This museum is designed to introduce into the richness of the mask tradition of Ambalangoda and to strengthen this cultural heritage. The museum, the workshop and the small library (containing all available anthropological literature on masks performances) may serve as a centre for traditional arts and crafts and for research as well.
The Karava people (fisher community) living in the western and south-western coastal areas of Sri Lanka have developed a great variety of social customs. The south-west coast area, es-specially Ambalangoda is particularly well known for its masks plays and rituals that are performed on different accasions. Among these performances there are two famous ones, the Kolam Maduwa and the rituals to expel evil demons which cause diseases.
For many decades, the famous masks have been highly appreciated by private and museum collectors and other experts. But for economic reasons mainly especially the Kolam Dances fell into disuse during the last 3o to 5o years and were performed only very seldom, on the other side, mask carving has now developed into a cottage industry.
Of all the well known carvers of the area, only the Wijesooriya family is now preserving the elaborated traditional art of carving masks. In order to save the local cultural heritage, the Wijesooriya family has undertaken the tasks to carve a complete set of all masks, 12o in number. For lack of space, however, not all these masks can be exhibited here.
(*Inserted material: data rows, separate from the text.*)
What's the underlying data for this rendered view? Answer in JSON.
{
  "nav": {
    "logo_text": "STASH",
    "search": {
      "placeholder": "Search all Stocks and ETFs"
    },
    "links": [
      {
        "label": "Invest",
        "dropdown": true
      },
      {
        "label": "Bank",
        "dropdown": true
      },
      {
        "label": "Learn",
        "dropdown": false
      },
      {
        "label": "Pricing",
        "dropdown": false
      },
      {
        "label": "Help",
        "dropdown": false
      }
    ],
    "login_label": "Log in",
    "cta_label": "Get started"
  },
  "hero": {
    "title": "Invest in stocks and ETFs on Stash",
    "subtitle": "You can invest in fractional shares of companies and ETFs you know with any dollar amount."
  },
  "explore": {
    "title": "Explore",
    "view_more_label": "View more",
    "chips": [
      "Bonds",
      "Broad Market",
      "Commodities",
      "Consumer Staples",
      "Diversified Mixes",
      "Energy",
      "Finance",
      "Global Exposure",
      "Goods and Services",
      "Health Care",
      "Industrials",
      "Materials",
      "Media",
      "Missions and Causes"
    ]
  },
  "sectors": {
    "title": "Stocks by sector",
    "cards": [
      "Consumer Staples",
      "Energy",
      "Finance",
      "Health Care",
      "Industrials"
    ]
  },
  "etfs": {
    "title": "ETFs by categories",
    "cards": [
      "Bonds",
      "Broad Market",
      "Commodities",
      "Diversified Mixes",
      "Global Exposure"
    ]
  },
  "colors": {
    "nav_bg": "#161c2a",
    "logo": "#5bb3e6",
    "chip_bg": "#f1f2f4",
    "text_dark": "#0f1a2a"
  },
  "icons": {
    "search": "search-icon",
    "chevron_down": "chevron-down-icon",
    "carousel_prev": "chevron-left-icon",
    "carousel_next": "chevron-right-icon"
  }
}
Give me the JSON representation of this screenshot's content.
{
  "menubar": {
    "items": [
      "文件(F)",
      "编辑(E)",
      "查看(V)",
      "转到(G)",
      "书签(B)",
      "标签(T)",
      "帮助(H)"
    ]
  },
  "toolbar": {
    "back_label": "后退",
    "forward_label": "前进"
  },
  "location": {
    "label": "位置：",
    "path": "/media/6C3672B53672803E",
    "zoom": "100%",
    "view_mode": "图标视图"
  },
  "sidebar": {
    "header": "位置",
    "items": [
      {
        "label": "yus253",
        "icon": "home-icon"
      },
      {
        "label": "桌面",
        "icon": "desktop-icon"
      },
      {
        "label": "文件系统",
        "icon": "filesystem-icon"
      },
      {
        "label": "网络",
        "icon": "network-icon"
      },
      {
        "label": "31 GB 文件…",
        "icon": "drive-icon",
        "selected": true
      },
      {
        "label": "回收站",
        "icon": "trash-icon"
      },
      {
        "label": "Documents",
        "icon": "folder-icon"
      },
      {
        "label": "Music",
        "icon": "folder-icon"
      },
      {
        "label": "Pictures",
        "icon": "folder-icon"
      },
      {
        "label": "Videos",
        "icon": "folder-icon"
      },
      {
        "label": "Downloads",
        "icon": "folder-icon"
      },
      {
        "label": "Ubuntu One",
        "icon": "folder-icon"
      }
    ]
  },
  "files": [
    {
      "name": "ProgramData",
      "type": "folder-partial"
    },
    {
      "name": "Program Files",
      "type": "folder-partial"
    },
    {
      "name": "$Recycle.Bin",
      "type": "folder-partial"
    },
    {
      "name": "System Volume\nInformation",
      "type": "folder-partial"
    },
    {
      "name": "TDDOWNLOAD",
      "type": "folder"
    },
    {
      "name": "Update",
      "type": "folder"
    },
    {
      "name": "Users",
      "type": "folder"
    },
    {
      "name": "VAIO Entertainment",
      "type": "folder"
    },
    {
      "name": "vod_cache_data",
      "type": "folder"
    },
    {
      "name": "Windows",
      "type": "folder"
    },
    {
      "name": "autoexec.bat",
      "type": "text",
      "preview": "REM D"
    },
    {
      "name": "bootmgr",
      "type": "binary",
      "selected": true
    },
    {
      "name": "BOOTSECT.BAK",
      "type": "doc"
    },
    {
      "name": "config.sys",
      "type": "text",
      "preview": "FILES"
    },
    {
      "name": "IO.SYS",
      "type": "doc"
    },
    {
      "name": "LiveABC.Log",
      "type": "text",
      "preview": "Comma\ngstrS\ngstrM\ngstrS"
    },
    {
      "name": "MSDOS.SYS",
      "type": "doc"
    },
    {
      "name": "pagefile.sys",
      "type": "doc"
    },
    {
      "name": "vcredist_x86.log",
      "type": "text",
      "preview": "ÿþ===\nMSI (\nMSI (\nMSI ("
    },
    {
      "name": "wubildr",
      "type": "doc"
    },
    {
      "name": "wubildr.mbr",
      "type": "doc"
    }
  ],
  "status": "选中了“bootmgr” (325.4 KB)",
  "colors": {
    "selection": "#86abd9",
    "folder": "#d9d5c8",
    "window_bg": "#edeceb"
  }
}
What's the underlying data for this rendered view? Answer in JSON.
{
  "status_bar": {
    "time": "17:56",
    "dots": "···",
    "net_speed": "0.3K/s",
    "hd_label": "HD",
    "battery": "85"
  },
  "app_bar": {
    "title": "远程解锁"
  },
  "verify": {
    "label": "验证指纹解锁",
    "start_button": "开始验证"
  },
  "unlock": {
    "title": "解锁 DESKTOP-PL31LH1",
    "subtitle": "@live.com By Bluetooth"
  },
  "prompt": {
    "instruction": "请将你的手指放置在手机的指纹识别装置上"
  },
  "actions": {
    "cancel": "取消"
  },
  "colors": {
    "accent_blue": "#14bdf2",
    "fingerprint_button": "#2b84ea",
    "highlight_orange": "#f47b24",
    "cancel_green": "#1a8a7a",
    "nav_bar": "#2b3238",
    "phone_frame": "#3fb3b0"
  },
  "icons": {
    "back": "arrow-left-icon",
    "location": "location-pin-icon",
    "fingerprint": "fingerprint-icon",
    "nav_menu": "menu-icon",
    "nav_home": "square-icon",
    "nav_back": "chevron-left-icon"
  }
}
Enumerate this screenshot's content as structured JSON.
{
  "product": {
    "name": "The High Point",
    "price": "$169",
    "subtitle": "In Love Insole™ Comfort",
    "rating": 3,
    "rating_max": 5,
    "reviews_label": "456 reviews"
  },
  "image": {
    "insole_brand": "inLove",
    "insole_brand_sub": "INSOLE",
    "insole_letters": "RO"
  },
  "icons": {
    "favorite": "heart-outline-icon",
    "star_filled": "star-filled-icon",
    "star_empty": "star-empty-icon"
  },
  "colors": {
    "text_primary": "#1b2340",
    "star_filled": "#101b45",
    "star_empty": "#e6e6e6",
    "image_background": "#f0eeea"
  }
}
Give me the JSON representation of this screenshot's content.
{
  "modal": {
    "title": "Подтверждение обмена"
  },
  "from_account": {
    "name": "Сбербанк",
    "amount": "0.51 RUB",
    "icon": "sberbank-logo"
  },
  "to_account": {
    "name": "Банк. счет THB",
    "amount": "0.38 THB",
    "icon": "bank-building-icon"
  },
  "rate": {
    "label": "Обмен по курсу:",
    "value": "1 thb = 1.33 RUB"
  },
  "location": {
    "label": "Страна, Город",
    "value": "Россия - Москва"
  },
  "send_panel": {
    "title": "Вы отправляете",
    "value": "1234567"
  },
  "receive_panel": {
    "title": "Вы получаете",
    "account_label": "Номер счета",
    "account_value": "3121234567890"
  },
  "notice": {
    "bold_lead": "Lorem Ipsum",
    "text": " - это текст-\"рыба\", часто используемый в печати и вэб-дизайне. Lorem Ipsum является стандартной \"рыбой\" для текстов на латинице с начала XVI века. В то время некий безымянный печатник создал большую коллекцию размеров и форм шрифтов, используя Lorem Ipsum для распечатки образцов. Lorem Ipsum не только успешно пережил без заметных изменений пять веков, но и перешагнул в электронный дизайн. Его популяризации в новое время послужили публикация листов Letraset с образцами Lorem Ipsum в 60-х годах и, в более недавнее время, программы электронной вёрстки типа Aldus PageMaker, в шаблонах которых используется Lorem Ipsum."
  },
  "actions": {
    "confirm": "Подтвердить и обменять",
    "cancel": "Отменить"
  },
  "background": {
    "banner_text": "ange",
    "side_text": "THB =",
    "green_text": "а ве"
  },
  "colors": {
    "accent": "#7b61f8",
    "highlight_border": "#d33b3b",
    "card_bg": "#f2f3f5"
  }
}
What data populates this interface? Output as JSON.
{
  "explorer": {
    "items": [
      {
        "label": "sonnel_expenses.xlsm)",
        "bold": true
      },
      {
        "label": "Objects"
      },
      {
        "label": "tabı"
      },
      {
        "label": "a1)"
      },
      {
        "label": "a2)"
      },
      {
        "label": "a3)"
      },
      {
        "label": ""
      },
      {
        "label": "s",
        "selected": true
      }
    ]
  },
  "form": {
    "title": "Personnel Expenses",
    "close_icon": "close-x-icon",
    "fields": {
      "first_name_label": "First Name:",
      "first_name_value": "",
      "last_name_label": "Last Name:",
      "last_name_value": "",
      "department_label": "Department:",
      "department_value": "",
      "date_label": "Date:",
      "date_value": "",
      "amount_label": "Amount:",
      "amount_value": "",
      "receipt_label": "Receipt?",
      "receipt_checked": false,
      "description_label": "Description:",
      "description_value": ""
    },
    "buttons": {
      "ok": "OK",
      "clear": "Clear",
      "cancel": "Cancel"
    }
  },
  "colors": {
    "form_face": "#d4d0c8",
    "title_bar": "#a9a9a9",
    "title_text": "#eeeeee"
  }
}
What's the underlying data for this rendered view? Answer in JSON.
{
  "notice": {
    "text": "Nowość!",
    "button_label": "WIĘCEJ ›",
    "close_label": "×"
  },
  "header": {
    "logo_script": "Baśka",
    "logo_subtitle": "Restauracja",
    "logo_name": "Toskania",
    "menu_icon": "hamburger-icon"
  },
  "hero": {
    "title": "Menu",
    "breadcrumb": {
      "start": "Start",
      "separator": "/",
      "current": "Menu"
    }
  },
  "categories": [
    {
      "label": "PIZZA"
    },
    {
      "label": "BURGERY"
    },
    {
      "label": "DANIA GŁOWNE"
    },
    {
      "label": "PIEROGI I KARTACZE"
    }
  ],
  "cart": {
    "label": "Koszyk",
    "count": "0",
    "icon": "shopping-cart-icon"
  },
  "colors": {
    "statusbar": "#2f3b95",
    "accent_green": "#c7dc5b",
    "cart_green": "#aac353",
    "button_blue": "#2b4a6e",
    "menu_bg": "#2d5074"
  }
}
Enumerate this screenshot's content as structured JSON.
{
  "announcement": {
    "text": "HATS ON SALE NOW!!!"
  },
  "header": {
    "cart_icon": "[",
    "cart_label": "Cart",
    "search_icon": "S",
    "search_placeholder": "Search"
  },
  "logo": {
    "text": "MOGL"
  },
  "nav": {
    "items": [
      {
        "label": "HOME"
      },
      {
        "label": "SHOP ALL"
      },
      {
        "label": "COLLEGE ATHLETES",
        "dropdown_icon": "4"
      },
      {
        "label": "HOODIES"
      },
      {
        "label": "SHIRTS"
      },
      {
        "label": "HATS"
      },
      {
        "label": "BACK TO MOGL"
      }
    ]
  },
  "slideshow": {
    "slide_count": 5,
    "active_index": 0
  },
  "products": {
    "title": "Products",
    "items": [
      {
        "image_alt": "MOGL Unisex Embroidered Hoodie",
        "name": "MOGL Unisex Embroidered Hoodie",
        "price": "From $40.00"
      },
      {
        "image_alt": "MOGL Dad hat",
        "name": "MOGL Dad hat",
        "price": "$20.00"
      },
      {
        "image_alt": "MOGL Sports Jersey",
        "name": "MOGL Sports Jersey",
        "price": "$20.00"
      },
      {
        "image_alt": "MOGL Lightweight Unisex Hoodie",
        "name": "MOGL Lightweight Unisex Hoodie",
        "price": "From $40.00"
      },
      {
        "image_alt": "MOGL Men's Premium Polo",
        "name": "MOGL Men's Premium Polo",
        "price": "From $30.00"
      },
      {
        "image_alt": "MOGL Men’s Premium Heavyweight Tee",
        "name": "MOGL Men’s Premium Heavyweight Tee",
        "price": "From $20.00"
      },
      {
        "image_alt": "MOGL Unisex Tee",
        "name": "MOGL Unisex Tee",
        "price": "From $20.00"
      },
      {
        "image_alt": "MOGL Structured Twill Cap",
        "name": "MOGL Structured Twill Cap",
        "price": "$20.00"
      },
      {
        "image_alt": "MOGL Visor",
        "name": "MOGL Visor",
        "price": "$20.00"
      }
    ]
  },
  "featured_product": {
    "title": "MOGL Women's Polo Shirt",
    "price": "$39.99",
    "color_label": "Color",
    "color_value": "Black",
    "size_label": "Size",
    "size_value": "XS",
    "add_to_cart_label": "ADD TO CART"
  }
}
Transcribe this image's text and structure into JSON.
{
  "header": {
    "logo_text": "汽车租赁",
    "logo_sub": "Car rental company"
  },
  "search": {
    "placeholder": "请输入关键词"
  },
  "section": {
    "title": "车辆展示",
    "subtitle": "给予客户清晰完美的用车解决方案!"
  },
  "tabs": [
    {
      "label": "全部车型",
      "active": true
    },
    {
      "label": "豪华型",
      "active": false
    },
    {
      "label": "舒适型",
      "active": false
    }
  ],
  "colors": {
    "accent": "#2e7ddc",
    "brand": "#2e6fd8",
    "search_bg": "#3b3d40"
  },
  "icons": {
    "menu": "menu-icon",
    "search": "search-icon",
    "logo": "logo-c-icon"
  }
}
To illustrate this revival in traditional carving and mask performances two sets of masks are exhibited here. They belong to the Kolam Maduwa and to the Sanni Yakuma ritual as performed in Batapola and Ambalangoda in 1985 and 1986.